KT violated the books and records and internal accounting controls provisions of the FCPA when it “engaged in multiple schemes to make improper payments” in the Republic of Korea and Vietnam, according to the SEC. The company was further faulted for having no anti-corruption policies or procedures concerning donations, employment candidates, vendors, subcontractors, or third-party agents.

Korea bribery schemes: From at least 2009 through 2017, KT executives “maintained slush funds, comprised of both off-the-books accounts and physical stashes of cash, in order to provide items of value to government officials,” the SEC’s order stated. “These included gifts, entertainment, and, ultimately, illegal political contributions to members of the Korean National Assembly serving on committees relevant to KT’s business.”

From 2009-13, a former KT executive and another senior executive orchestrated a scheme in which slush fund amounts were booked as executive bonuses, “even though the money was used for gifts and for payments to government officials,” the order stated.

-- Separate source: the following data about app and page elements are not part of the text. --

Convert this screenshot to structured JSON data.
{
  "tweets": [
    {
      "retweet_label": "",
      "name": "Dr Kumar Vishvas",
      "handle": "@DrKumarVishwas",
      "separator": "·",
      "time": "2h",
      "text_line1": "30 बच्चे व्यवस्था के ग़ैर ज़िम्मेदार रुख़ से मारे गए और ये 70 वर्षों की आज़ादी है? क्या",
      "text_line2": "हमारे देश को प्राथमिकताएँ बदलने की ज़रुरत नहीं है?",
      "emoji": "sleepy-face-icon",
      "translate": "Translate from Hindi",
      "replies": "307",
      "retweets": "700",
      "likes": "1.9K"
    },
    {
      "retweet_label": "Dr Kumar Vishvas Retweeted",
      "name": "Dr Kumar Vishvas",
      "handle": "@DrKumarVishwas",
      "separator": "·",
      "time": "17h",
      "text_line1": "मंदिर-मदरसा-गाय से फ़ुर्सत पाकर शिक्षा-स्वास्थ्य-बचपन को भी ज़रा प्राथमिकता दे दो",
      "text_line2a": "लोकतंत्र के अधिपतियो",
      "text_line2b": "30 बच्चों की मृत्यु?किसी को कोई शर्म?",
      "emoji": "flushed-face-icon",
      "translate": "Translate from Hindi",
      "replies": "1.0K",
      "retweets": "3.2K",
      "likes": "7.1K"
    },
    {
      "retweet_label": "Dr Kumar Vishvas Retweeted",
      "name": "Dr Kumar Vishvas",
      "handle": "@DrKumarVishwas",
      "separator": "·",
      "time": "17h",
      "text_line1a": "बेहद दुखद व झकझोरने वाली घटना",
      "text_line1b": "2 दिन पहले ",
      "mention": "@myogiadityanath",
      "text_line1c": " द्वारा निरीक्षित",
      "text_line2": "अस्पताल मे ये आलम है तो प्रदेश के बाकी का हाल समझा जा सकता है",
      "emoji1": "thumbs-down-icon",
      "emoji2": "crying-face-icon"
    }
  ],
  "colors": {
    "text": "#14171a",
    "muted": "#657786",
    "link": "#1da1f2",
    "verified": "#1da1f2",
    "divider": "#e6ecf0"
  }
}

When media reports revealed the scheme in 2013, KT officials allegedly devised a new method to continue generating a slush fund by purchasing gift cards, which—through colluding with a particular vendor—were then converted to cash and used for a new slush fund.

“KT booked the gift card expenses used to fund the slush fund as either ‘research and analysis’ or ‘entertainment,’” according to the SEC. This alleged activity occurred from 2014-17.

In November 2021, South Korean authorities indicted KT and 14 executives for criminal violations related to illegal political contributions from the slush funds.

Additionally, between 2015 and 2016, KT made more than $1.6 million in payments to three organizations at the request of high-level government officials, according to the SEC.

“KT took no steps to determine if the payments were legitimate donations, rather than illicit payments made at the behest of government officials,” the agency’s order stated.

Vietnam bribery schemes: Between 2014 and 2018, KT employees internally discussed providing money to third parties connected to government officials in Vietnam in exchange for contracts for two projects, according to the SEC. The first was a solar power project with the People’s Committee of Quang Binh province in Vietnam, and the second was with the Vietnam Ministry of Labor, Invalids, and Social Affairs to provide hardware, software, and training for five vocational colleges.

“At the time, KT lacked sufficient internal accounting controls regarding third parties and (had) no relevant compliance policies regarding due diligence,” the order stated. “Moreover, KT took no meaningful steps in response to allegations of improper payments in connection with the contracts.”

Cooperation and remediation: While KT did not self-report the alleged violations, it did cooperate with the SEC’s investigation by providing translations or summaries of some relevant documents, certain facts developed in its own internal investigation, and making certain current and former employees available to the agency staff, the SEC noted.

KT further terminated certain employees responsible for the alleged misconduct and enhanced its internal accounting controls, code of conduct, policies and procedures regarding expenses, and anti-bribery training.

“KT continues to remediate its process around anti-corruption risk assessments, the effectiveness of its audit program, and other internal accounting controls relating to third parties and procedures for regular testing of its internal accounting controls,” the order stated.